MATERIAL PROVIDED
# # # # # # #

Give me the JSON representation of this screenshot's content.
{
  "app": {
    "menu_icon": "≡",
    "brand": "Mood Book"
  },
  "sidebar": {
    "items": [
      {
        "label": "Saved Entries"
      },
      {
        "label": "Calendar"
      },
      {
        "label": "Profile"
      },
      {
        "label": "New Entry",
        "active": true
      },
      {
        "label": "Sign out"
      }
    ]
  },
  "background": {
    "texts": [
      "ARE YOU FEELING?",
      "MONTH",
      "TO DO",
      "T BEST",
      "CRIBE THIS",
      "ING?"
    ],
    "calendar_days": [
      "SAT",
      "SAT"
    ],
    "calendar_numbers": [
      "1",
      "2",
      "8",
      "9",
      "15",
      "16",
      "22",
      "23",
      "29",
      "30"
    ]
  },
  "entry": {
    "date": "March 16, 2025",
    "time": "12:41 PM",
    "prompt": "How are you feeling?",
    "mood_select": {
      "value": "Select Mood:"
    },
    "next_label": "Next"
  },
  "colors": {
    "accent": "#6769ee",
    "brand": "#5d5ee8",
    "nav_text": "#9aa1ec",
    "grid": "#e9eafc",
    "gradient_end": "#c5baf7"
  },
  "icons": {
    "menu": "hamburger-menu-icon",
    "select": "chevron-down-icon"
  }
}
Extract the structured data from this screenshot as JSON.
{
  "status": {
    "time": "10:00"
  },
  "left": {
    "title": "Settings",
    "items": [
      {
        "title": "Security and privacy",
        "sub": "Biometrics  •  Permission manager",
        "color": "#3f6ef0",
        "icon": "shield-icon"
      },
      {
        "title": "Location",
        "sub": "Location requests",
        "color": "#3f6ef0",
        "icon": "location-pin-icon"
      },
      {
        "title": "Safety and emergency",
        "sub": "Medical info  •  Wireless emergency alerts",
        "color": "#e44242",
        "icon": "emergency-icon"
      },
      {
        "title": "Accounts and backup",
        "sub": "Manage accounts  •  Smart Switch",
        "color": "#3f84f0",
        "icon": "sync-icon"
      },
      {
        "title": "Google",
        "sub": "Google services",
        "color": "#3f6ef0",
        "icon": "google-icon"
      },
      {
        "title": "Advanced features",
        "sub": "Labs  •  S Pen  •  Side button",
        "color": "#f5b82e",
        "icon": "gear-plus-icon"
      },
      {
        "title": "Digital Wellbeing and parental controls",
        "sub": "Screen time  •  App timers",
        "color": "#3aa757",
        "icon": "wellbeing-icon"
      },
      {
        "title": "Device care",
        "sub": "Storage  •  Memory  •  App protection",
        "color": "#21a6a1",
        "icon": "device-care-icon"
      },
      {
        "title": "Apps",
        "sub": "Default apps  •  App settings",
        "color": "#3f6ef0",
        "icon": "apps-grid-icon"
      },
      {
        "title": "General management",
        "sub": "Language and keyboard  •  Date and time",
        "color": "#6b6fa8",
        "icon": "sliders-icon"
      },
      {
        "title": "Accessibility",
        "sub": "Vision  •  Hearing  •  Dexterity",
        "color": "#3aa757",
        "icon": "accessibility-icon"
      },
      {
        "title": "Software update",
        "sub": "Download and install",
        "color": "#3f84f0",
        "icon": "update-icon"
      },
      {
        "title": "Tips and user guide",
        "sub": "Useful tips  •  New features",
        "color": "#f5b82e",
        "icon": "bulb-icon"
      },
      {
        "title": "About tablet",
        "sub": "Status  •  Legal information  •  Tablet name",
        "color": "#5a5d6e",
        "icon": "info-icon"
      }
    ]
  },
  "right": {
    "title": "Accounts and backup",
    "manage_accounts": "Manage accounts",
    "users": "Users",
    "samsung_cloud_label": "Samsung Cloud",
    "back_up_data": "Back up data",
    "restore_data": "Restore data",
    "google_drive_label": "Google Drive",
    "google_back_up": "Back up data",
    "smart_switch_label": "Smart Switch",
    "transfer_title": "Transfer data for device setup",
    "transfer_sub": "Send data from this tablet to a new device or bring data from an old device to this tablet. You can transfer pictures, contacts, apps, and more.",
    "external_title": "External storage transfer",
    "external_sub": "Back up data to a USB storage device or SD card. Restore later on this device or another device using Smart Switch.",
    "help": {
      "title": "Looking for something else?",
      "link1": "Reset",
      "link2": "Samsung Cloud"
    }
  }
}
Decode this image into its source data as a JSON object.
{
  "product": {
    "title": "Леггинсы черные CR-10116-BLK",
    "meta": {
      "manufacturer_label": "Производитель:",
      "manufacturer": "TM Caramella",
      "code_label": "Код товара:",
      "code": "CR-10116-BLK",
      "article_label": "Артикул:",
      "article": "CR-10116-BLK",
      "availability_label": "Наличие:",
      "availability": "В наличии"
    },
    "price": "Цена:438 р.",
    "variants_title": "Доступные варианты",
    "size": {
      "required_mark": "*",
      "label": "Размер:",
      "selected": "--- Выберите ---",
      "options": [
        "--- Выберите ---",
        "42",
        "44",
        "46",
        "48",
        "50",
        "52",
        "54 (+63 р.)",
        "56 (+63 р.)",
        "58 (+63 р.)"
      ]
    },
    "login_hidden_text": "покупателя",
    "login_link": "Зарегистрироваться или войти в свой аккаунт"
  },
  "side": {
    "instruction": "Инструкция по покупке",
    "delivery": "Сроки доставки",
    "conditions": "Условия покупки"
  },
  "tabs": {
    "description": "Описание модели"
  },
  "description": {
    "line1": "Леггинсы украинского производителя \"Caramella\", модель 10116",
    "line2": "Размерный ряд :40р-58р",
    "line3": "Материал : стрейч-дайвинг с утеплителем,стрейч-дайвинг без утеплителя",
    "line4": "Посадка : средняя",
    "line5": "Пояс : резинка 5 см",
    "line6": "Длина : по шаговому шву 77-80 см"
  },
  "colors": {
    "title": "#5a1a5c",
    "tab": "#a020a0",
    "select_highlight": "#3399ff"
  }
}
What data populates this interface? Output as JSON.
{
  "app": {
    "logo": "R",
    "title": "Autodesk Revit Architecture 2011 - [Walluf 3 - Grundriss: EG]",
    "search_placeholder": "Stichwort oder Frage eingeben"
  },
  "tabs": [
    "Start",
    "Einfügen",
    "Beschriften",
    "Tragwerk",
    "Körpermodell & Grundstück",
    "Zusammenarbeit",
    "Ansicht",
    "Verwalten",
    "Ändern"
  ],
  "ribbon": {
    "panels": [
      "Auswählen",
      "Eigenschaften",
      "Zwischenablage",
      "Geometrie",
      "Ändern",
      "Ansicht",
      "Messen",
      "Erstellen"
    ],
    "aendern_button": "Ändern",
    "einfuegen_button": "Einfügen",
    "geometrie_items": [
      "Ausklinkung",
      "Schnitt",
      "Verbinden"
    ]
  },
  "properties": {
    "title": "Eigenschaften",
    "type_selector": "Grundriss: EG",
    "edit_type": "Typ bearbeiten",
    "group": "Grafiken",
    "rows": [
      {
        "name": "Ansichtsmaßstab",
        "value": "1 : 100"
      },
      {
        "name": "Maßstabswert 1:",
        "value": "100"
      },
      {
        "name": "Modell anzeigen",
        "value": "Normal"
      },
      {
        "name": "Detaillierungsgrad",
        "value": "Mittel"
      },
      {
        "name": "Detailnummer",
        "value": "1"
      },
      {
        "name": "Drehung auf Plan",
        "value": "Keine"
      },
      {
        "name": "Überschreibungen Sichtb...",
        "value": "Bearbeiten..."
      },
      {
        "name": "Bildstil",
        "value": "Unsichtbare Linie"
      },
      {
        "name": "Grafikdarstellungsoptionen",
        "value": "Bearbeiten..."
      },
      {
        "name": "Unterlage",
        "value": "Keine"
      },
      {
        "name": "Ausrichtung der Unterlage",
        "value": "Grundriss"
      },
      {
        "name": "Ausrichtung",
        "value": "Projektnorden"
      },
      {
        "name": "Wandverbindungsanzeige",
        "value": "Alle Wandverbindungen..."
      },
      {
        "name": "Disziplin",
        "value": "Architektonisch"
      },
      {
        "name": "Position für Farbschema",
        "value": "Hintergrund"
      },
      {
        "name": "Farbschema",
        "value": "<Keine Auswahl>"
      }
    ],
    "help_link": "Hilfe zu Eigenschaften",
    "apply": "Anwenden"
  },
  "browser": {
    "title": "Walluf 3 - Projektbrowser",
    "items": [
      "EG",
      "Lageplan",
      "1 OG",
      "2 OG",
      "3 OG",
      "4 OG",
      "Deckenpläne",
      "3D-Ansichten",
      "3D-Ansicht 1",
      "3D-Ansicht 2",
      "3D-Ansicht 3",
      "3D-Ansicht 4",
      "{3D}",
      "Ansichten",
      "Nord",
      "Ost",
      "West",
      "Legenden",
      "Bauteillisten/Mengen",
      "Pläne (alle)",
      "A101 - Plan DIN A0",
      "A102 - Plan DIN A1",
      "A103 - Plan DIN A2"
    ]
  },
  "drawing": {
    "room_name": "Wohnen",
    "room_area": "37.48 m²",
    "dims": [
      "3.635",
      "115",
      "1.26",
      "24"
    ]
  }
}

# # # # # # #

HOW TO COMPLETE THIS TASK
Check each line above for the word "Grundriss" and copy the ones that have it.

EXERCISE SOLUTION
    "title": "Autodesk Revit Architecture 2011 - [Walluf 3 - Grundriss: EG]",
    "type_selector": "Grundriss: EG",
        "value": "Grundriss"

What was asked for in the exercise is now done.